Some federal agencies are falling into the trap of investing in technology rather than IT talent, especially at budget cut time. Here's how to keep the two in balance.

Elaine Beeman, Managing Director, Accenture Federal Services Management Consulting

April 28, 2014

2 Min Read
(Photo: Creative Commons Tadas1980)

to proven ideas and best-practices, and participating in peer-to-peer networks. The challenge that agencies face lies in transforming the inherently ad hoc nature of this informal learning into something with more structure and rigor. That's where social networking and collaboration technologies can support new ways of learning. "Social learning" enables the exchange and delivery of relevant knowledge quickly. It also brings people together -- inside and outside the enterprise -- who can generate fresh thinking and contribute to innovations.

3. Promote a culture of high performance.
Does your agency's culture inspire and reward high performance? To build and communicate core values that will improve the execution of any IT project, an agency must have a solid understanding of the culture as it exists today, and the desired culture for tomorrow. Sophisticated techniques and analytics can be used to evaluate the existing cultural attributes of an agency and support a course of action for transformation.

4. Strengthen today's leaders.
Today's IT workforce calls for skills that surpass mastery of core technologies. Agencies need savvy employees who are adept at program management, establishing productive relationships with procurement, and developing solutions with business customers and other agencies. IT leaders need to have the management skills to align priorities and shepherd resources. Strong leaders are essential to set the vision and help position the agency for future success. Many agencies are using executive coaching to build aspiring leaders, and some organizations are even establishing coaching as a core capability.

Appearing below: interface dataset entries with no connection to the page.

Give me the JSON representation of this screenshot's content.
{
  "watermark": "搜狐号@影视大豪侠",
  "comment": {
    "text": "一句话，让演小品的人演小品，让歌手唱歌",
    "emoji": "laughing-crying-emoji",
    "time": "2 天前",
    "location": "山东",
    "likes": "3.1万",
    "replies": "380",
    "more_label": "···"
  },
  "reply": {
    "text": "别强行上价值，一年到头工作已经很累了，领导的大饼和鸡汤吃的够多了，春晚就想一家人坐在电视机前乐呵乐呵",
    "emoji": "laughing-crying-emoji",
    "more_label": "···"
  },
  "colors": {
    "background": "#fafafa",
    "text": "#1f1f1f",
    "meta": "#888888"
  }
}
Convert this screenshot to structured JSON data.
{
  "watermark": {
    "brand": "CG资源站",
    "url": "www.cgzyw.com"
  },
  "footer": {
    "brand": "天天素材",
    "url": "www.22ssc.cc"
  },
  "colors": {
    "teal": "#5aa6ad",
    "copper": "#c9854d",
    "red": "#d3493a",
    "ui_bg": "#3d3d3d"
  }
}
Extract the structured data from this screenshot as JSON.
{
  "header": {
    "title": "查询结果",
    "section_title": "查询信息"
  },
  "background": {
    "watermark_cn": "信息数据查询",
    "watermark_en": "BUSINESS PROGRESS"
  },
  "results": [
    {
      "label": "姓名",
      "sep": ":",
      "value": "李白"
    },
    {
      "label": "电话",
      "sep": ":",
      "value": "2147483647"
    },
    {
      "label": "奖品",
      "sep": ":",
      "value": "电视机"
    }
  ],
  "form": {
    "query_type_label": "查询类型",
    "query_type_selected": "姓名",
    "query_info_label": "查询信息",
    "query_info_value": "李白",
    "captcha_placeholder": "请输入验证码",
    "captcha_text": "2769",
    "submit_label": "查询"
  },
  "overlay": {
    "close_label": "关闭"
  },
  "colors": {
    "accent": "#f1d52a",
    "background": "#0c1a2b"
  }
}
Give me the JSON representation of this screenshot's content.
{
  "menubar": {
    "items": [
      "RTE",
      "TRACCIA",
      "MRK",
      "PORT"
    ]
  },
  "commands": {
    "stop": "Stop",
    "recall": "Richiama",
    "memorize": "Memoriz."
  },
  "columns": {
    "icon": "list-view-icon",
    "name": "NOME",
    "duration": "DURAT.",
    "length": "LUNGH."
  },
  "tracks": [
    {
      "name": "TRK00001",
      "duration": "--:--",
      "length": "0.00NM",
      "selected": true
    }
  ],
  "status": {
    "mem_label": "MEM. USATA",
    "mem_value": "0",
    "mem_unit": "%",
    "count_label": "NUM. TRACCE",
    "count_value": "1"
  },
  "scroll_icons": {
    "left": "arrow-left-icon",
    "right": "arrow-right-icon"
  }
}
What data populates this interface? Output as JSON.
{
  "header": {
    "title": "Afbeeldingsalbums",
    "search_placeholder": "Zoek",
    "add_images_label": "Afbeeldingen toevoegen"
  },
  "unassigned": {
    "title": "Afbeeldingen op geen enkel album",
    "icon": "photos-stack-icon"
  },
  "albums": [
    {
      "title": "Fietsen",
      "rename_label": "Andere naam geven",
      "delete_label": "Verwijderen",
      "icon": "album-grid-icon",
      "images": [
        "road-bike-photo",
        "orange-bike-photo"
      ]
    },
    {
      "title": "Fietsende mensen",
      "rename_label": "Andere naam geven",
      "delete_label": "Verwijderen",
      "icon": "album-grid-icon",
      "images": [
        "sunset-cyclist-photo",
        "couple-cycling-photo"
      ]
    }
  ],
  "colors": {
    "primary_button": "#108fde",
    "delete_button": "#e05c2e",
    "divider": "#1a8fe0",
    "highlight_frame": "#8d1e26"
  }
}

5. Develop the leaders of tomorrow.
Agencies must focus not only on building a strong leadership cadre for today's challenges, but also on developing a strong pipeline of leadership talent for tomorrow. A recent report from the American Council for Technology-Industry Advisory Council noted that organizations need to place greater emphasis on effective succession planning, and specifically in IT. Planning for the future also helps IT organizations better align training, development, and other human capital practices to establish a deep bench of leaders for tomorrow.

CIOs face unprecedented opportunities to use innovative IT solutions to meet expanding mission objectives more effectively and efficiently. An engaged, empowered IT workforce, equipped with the skills, experiences, and values that reflect the agency's priorities and mission, will be essential to realizing the potential of powerful technology.

Our InformationWeek Elite 100 issue -- our 26th ranking of technology innovators -- shines a spotlight on businesses that are succeeding because of their digital strategies. We take a close at look at the top five companies in this year's ranking and the eight winners of our Business Innovation awards, and offer 20 great ideas that you can use in your company. We also provide a ranked list of our Elite 100 innovators. Read our InformationWeek Elite 100 issue today.

About the Author(s)

Elaine Beeman

Managing Director, Accenture Federal Services Management Consulting

Elaine Beeman leads the management consulting practice for Accenture Federal Services, with responsibility for the sales and delivery of management consulting work for US civilian, defense, intelligence, and public safety agencies. She specializes on strategy, talent and organization performance, customer relationship management, supply chain and logistics, finance and enterprise performance, and analytics.

Never Miss a Beat: Get a snapshot of the issues affecting the IT industry straight to your inbox.

You May Also Like

More Insights